Bardon was an extra-parochial area until 1918, when it was constituted as a separate ecclesiastical parish. It lies ten miles north-west of Leicester, along the main road from Leicester to the county boundary beyond Ashby de la Zouch.
The absence of lordship allowed dissent to flourish, and the independent congregation here claims to have been founded in 1662, when dissenting ministers were ejected from the church following Charles II’s Act of Uniformity. The chapel stands on the main road from Leicester to Ashby de la Zouch. According to historian John Nichols, writing in 1811, it was built by John Hood in about 1694.
In 1705 John Evans recorded the preachers at Bardon as ‘Michael Matthews of Mountsoarhill & James Watson with other neighbouring ministers by turns at Wanlip’. He recorded 340 people attending worship here (exceeded in the county only by Leicester, Lutterworth and Hinckley), and 30 of those were voters, in a period when few owned the 20s. freehold necessary to qualify for the county franchise.
The chapel had 250 sittings and a large burial ground, and in 1829 it was said that 300 people worshipped there. On 30 March 1851, 109 people attended the morning service, and 66 attended the Sunday school.
The front of the chapel was ‘updated’ in 1877, when new windows were inserted and the carved pediments over the doors and windows were added. The gable also dates from this period.
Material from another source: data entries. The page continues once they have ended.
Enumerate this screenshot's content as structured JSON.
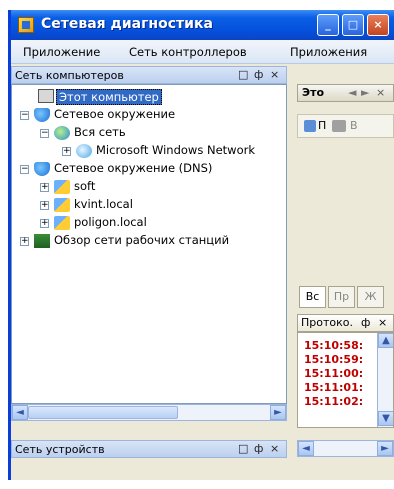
{
  "title": "Сетевая диагностика",
  "title_buttons": {
    "minimize": "_",
    "maximize": "□",
    "close": "×"
  },
  "menu": [
    "Приложение",
    "Сеть контроллеров",
    "Приложения"
  ],
  "left_panel": {
    "title": "Сеть компьютеров",
    "controls": [
      "□",
      "ф",
      "×"
    ],
    "tree": [
      {
        "label": "Этот компьютер",
        "icon": "computer-icon",
        "selected": true
      },
      {
        "label": "Сетевое окружение",
        "icon": "network-places-icon",
        "expanded": true
      },
      {
        "label": "Вся сеть",
        "icon": "globe-icon",
        "expanded": true
      },
      {
        "label": "Microsoft Windows Network",
        "icon": "windows-network-icon"
      },
      {
        "label": "Сетевое окружение (DNS)",
        "icon": "network-places-icon",
        "expanded": true
      },
      {
        "label": "soft",
        "icon": "domain-icon"
      },
      {
        "label": "kvint.local",
        "icon": "domain-icon"
      },
      {
        "label": "poligon.local",
        "icon": "domain-icon"
      },
      {
        "label": "Обзор сети рабочих станций",
        "icon": "workstations-icon"
      }
    ]
  },
  "devices_panel": {
    "title": "Сеть устройств",
    "controls": [
      "□",
      "ф",
      "×"
    ]
  },
  "right_panel": {
    "tab_title": "Это",
    "tab_nav": [
      "◄",
      "►",
      "×"
    ],
    "toolbar_labels": [
      "П",
      "В"
    ],
    "bottom_tabs": [
      "Вс",
      "Пр",
      "Ж"
    ],
    "log_title": "Протоко.",
    "log_controls": [
      "ф",
      "×"
    ],
    "log_lines": [
      "15:10:58:",
      "15:10:59:",
      "15:11:00:",
      "15:11:01:",
      "15:11:02:"
    ]
  },
  "colors": {
    "titlebar": "#0550dc",
    "selection": "#316ac5",
    "log_text": "#c00000"
  }
}
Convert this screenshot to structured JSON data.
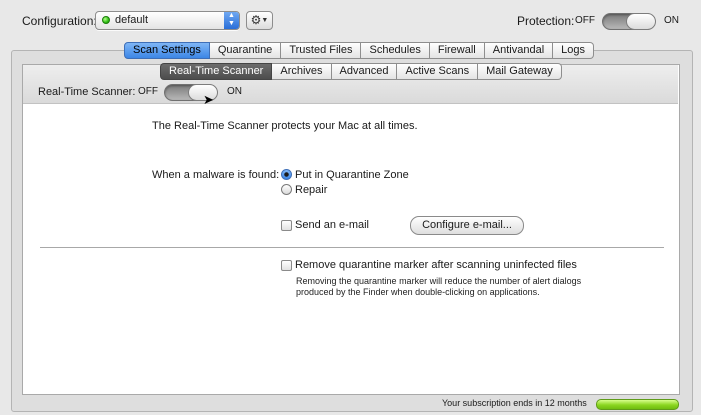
{
  "configuration": {
    "label": "Configuration:",
    "value": "default",
    "status_color": "#2fbf14"
  },
  "protection": {
    "label": "Protection:",
    "off": "OFF",
    "on": "ON",
    "state": "on"
  },
  "main_tabs": [
    {
      "label": "Scan Settings",
      "selected": true
    },
    {
      "label": "Quarantine"
    },
    {
      "label": "Trusted Files"
    },
    {
      "label": "Schedules"
    },
    {
      "label": "Firewall"
    },
    {
      "label": "Antivandal"
    },
    {
      "label": "Logs"
    }
  ],
  "sub_tabs": [
    {
      "label": "Real-Time Scanner",
      "selected": true
    },
    {
      "label": "Archives"
    },
    {
      "label": "Advanced"
    },
    {
      "label": "Active Scans"
    },
    {
      "label": "Mail Gateway"
    }
  ],
  "rts": {
    "label": "Real-Time Scanner:",
    "off": "OFF",
    "on": "ON",
    "state": "on"
  },
  "content": {
    "intro": "The Real-Time Scanner protects your Mac at all times.",
    "malware_label": "When a malware is found:",
    "radio_quarantine": "Put in Quarantine Zone",
    "radio_repair": "Repair",
    "send_email": "Send an e-mail",
    "configure_email": "Configure e-mail...",
    "remove_marker": "Remove quarantine marker after scanning uninfected files",
    "note_line1": "Removing the quarantine marker will reduce the number of alert dialogs",
    "note_line2": "produced by the Finder when double-clicking on applications."
  },
  "footer": {
    "subscription": "Your subscription ends in 12 months",
    "subscription_color": "#8bd621"
  },
  "icons": {
    "gear": "gear-icon",
    "status_dot": "status-dot-icon",
    "cursor": "mouse-cursor-icon"
  }
}
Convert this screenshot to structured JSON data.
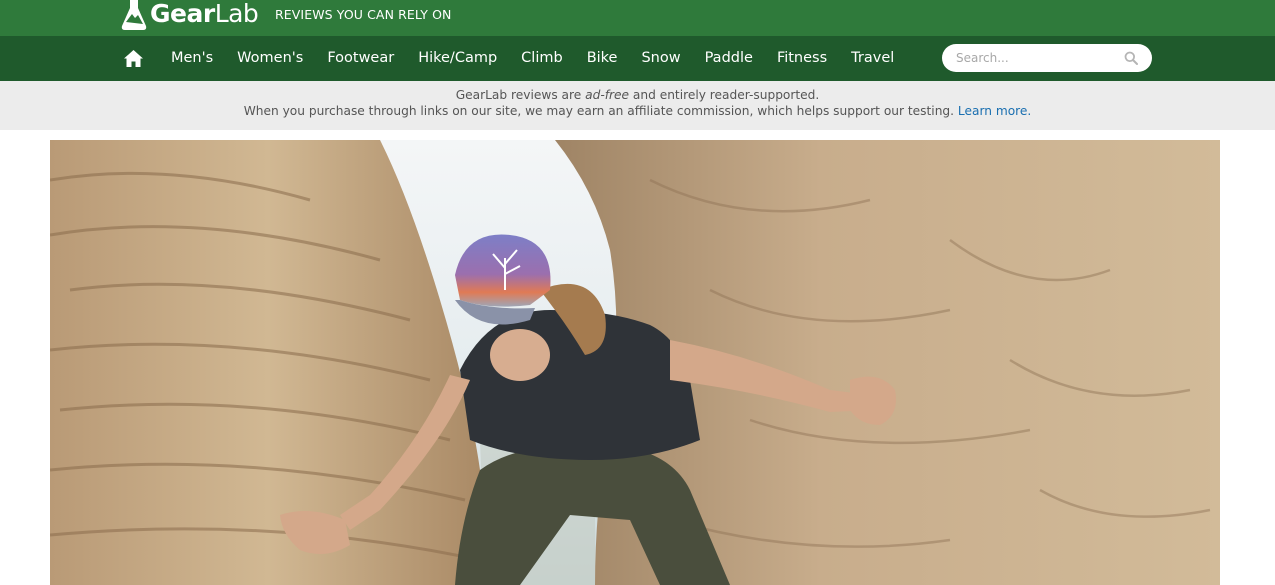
{
  "header": {
    "logo_bold": "Gear",
    "logo_light": "Lab",
    "tagline": "REVIEWS YOU CAN RELY ON"
  },
  "nav": {
    "home_icon": "home-icon",
    "items": [
      {
        "label": "Men's"
      },
      {
        "label": "Women's"
      },
      {
        "label": "Footwear"
      },
      {
        "label": "Hike/Camp"
      },
      {
        "label": "Climb"
      },
      {
        "label": "Bike"
      },
      {
        "label": "Snow"
      },
      {
        "label": "Paddle"
      },
      {
        "label": "Fitness"
      },
      {
        "label": "Travel"
      }
    ],
    "search": {
      "placeholder": "Search...",
      "value": "",
      "icon": "search-icon"
    }
  },
  "disclosure": {
    "line1_before": "GearLab reviews are ",
    "line1_em": "ad-free",
    "line1_after": " and entirely reader-supported.",
    "line2": "When you purchase through links on our site, we may earn an affiliate commission, which helps support our testing.",
    "learn_more": "Learn more."
  },
  "colors": {
    "brand_green": "#2f7a3b",
    "nav_green": "#1f5a2c",
    "disclosure_bg": "#ececec",
    "link_blue": "#1a6fb0"
  }
}
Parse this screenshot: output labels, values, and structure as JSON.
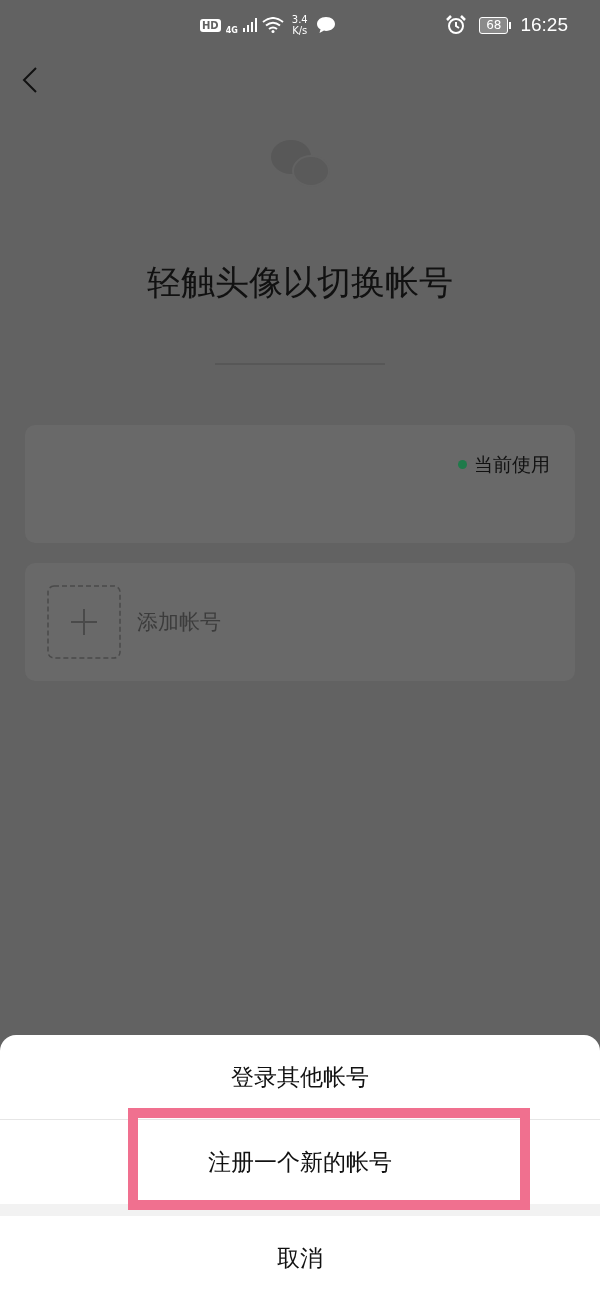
{
  "status_bar": {
    "hd": "HD",
    "network": "4G",
    "speed_value": "3.4",
    "speed_unit": "K/s",
    "battery": "68",
    "time": "16:25"
  },
  "title": "轻触头像以切换帐号",
  "accounts": [
    {
      "kind": "current",
      "badge": "当前使用",
      "color": "#1f7a4a"
    },
    {
      "kind": "add",
      "label": "添加帐号"
    }
  ],
  "sheet": {
    "options": [
      {
        "label": "登录其他帐号",
        "highlighted": false
      },
      {
        "label": "注册一个新的帐号",
        "highlighted": true
      }
    ],
    "cancel": "取消"
  }
}
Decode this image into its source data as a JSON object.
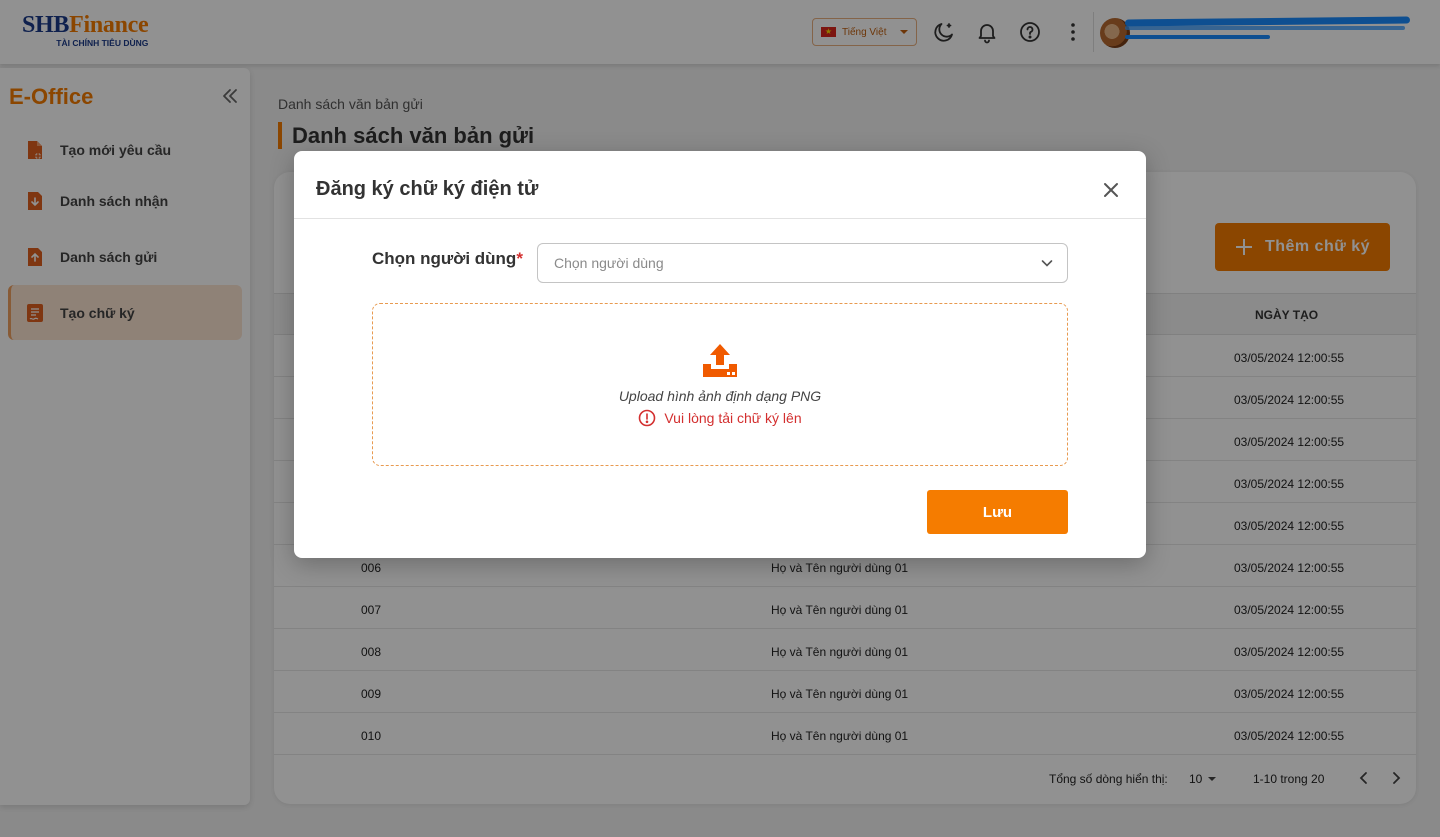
{
  "header": {
    "logo_main_a": "SHB",
    "logo_main_b": "Finance",
    "logo_sub": "TÀI CHÍNH TIÊU DÙNG",
    "language": "Tiếng Việt",
    "icons": [
      "moon-icon",
      "bell-icon",
      "help-icon",
      "more-vertical-icon"
    ]
  },
  "sidebar": {
    "title": "E-Office",
    "items": [
      {
        "label": "Tạo mới yêu cầu",
        "icon": "file-plus-icon"
      },
      {
        "label": "Danh sách nhận",
        "icon": "file-download-icon"
      },
      {
        "label": "Danh sách gửi",
        "icon": "file-upload-icon"
      },
      {
        "label": "Tạo chữ ký",
        "icon": "signature-doc-icon",
        "active": true
      }
    ]
  },
  "main": {
    "breadcrumb": "Danh sách văn bản gửi",
    "title": "Danh sách văn bản gửi",
    "add_button": "Thêm chữ ký",
    "column_date": "NGÀY TẠO",
    "rows": [
      {
        "id": "",
        "name": "",
        "date": "03/05/2024 12:00:55"
      },
      {
        "id": "",
        "name": "",
        "date": "03/05/2024 12:00:55"
      },
      {
        "id": "",
        "name": "",
        "date": "03/05/2024 12:00:55"
      },
      {
        "id": "",
        "name": "",
        "date": "03/05/2024 12:00:55"
      },
      {
        "id": "",
        "name": "",
        "date": "03/05/2024 12:00:55"
      },
      {
        "id": "006",
        "name": "Họ và Tên người dùng 01",
        "date": "03/05/2024 12:00:55"
      },
      {
        "id": "007",
        "name": "Họ và Tên người dùng 01",
        "date": "03/05/2024 12:00:55"
      },
      {
        "id": "008",
        "name": "Họ và Tên người dùng 01",
        "date": "03/05/2024 12:00:55"
      },
      {
        "id": "009",
        "name": "Họ và Tên người dùng 01",
        "date": "03/05/2024 12:00:55"
      },
      {
        "id": "010",
        "name": "Họ và Tên người dùng 01",
        "date": "03/05/2024 12:00:55"
      }
    ],
    "pagination": {
      "rows_label": "Tổng số dòng hiển thị:",
      "page_size": "10",
      "range": "1-10 trong 20"
    }
  },
  "modal": {
    "title": "Đăng ký chữ ký điện tử",
    "user_label": "Chọn người dùng",
    "required_mark": "*",
    "user_placeholder": "Chọn người dùng",
    "upload_text": "Upload hình ảnh định dạng PNG",
    "upload_error": "Vui lòng tải chữ ký lên",
    "save_label": "Lưu"
  },
  "colors": {
    "accent": "#f57c00",
    "brand_blue": "#1b3a8a",
    "error": "#d32f2f"
  }
}
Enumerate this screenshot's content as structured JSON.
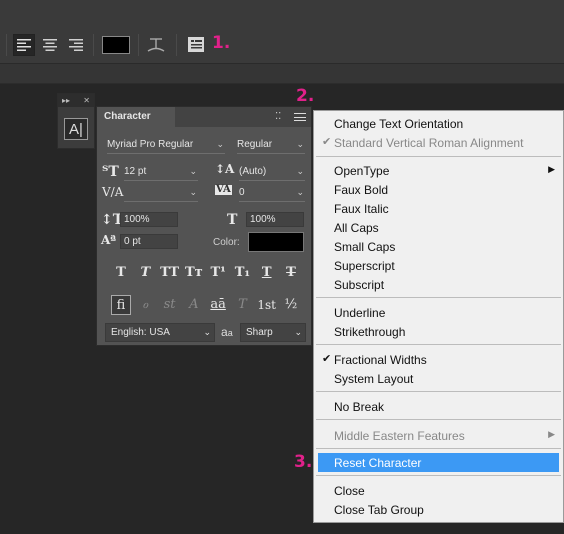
{
  "options_bar": {
    "align_left_icon": "align-left-icon",
    "align_center_icon": "align-center-icon",
    "align_right_icon": "align-right-icon",
    "text_color": "#000000",
    "warp_icon": "warp-text-icon",
    "panels_icon": "character-panels-icon"
  },
  "steps": {
    "one": "1.",
    "two": "2.",
    "three": "3."
  },
  "dock": {
    "expand": "▸▸",
    "close": "✕",
    "button_label": "A|"
  },
  "panel": {
    "tab": "Character",
    "font_family": "Myriad Pro Regular",
    "font_style": "Regular",
    "font_size": "12 pt",
    "leading": "(Auto)",
    "kerning": "",
    "tracking": "0",
    "vertical_scale": "100%",
    "horizontal_scale": "100%",
    "baseline_shift": "0 pt",
    "color_label": "Color:",
    "language": "English: USA",
    "antialias": "Sharp",
    "antialias_icon_label": "a",
    "antialias_icon_sub": "a",
    "style_buttons": [
      "T",
      "T",
      "TT",
      "Tт",
      "T¹",
      "T₁",
      "T",
      "T"
    ],
    "opentype_buttons": [
      "fi",
      "ℴ",
      "st",
      "A",
      "aā",
      "T",
      "1st",
      "½"
    ]
  },
  "menu": {
    "accent": "#3c99f4",
    "items": [
      {
        "label": "Change Text Orientation"
      },
      {
        "label": "Standard Vertical Roman Alignment",
        "check": "✔"
      },
      {
        "label": "OpenType",
        "arrow": "▶"
      },
      {
        "label": "Faux Bold"
      },
      {
        "label": "Faux Italic"
      },
      {
        "label": "All Caps"
      },
      {
        "label": "Small Caps"
      },
      {
        "label": "Superscript"
      },
      {
        "label": "Subscript"
      },
      {
        "label": "Underline"
      },
      {
        "label": "Strikethrough"
      },
      {
        "label": "Fractional Widths",
        "check": "✔"
      },
      {
        "label": "System Layout"
      },
      {
        "label": "No Break"
      },
      {
        "label": "Middle Eastern Features",
        "arrow": "▶"
      },
      {
        "label": "Reset Character"
      },
      {
        "label": "Close"
      },
      {
        "label": "Close Tab Group"
      }
    ]
  }
}
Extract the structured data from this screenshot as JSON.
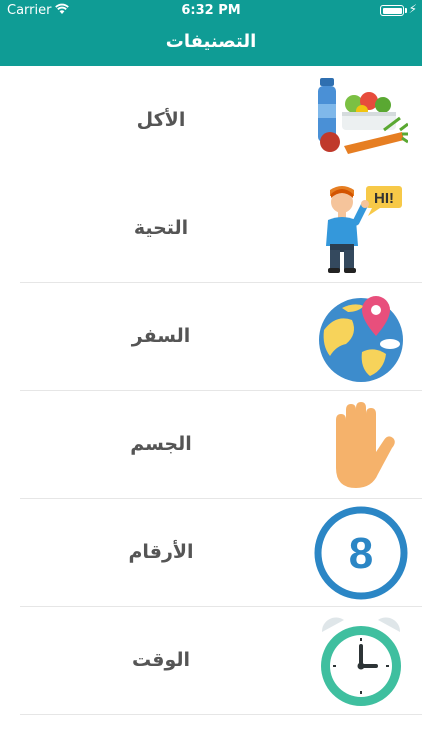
{
  "status": {
    "carrier": "Carrier",
    "time": "6:32 PM"
  },
  "header": {
    "title": "التصنيفات"
  },
  "categories": [
    {
      "label": "الأكل",
      "icon": "food-icon"
    },
    {
      "label": "التحية",
      "icon": "greeting-man-icon",
      "bubble": "HI!"
    },
    {
      "label": "السفر",
      "icon": "globe-location-icon"
    },
    {
      "label": "الجسم",
      "icon": "hand-icon"
    },
    {
      "label": "الأرقام",
      "icon": "number-eight-icon",
      "number": "8"
    },
    {
      "label": "الوقت",
      "icon": "alarm-clock-icon"
    }
  ],
  "colors": {
    "header": "#0f9c95",
    "label": "#555555",
    "separator": "#e6e6e6"
  }
}
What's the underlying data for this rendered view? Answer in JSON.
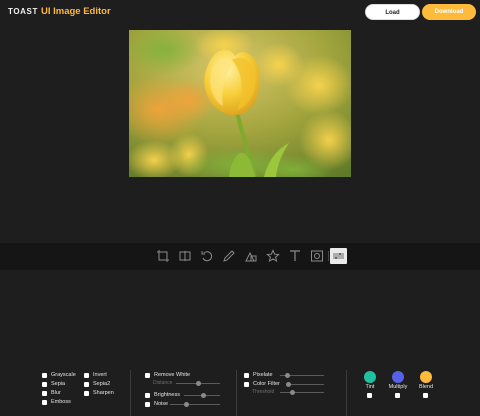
{
  "header": {
    "brand_toast": "TOAST",
    "brand_app": "UI Image Editor",
    "load_label": "Load",
    "download_label": "Download"
  },
  "filters": {
    "group1_col1": [
      "Grayscale",
      "Sepia",
      "Blur",
      "Emboss"
    ],
    "group1_col2": [
      "Invert",
      "Sepia2",
      "Sharpen"
    ],
    "remove_white": "Remove White",
    "distance": "Distance",
    "brightness": "Brightness",
    "noise": "Noise",
    "pixelate": "Pixelate",
    "color_filter": "Color Filter",
    "threshold": "Threshold",
    "tint": "Tint",
    "multiply": "Multiply",
    "blend": "Blend"
  },
  "colors": {
    "tint": "#1fc1a0",
    "multiply": "#5562e8",
    "blend": "#fdba3b",
    "accent": "#fdba3b"
  },
  "toolbar": {
    "tools": [
      "crop-icon",
      "flip-icon",
      "rotate-icon",
      "draw-icon",
      "shape-icon",
      "icon-icon",
      "text-icon",
      "mask-icon",
      "filter-icon"
    ],
    "active": "filter-icon"
  }
}
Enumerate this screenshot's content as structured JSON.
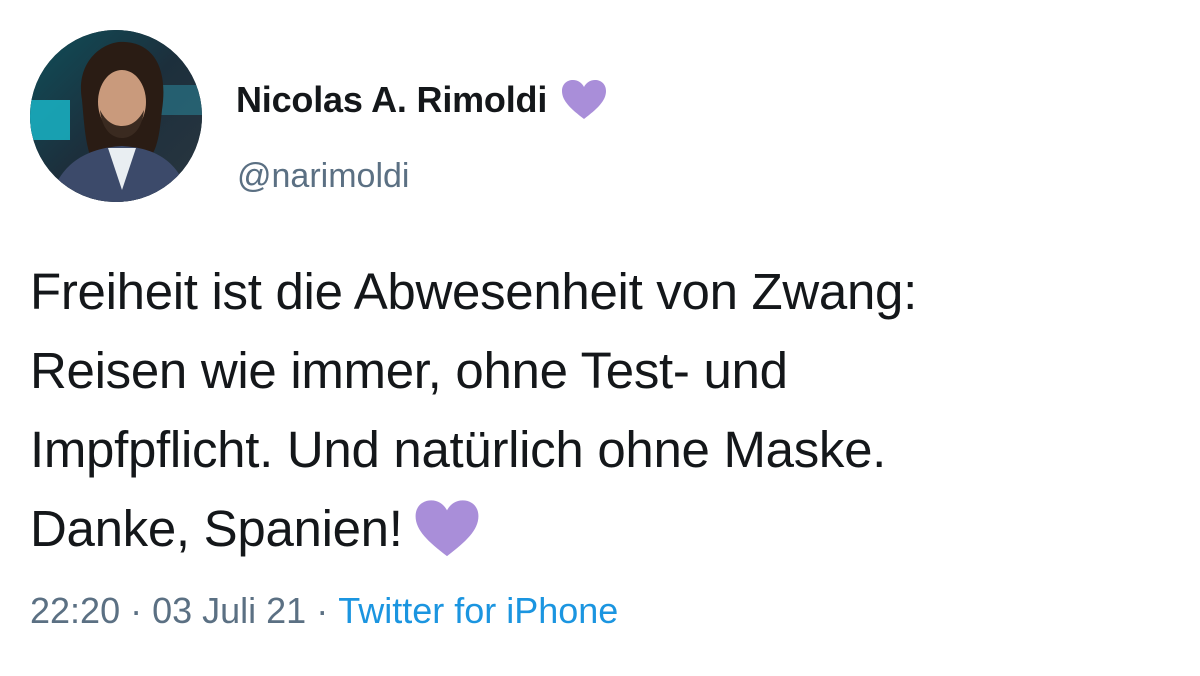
{
  "tweet": {
    "author": {
      "display_name": "Nicolas A. Rimoldi",
      "handle": "@narimoldi",
      "name_emoji": "purple-heart-icon"
    },
    "text_lines": [
      "Freiheit ist die Abwesenheit von Zwang:",
      "Reisen wie immer, ohne Test- und",
      "Impfpflicht. Und natürlich ohne Maske.",
      "Danke, Spanien!"
    ],
    "text_trailing_emoji": "purple-heart-icon",
    "time": "22:20",
    "separator": "·",
    "date": "03 Juli 21",
    "source": "Twitter for iPhone"
  },
  "colors": {
    "text": "#14171a",
    "secondary": "#5b7083",
    "link": "#1b95e0",
    "heart": "#a98ed9"
  }
}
Inside the chapel is a photograph of the building immediately before those changes were made, which shows two doors at the front, where the lower windows are now, with a central window between them. The interior doors remain on each side. The gallery inside dates from 1905, although the base of a pillar from an earlier gallery still remains.
I am very grateful to chapel members for talking to me about the history of this building.
Return to Protestant Nonconformity: A-Z
- John Evans’s list of dissenting congregations: Dr Williams’s Library, MS 34.4.
- Leicestershire trade directories
- 1851 ecclesiastical census
- Ordnance Survey maps
- D.L. Wykes, ‘Bardon Park Meeting-House: the registration of Nonconformist places of worship under the Act of Toleration (1689).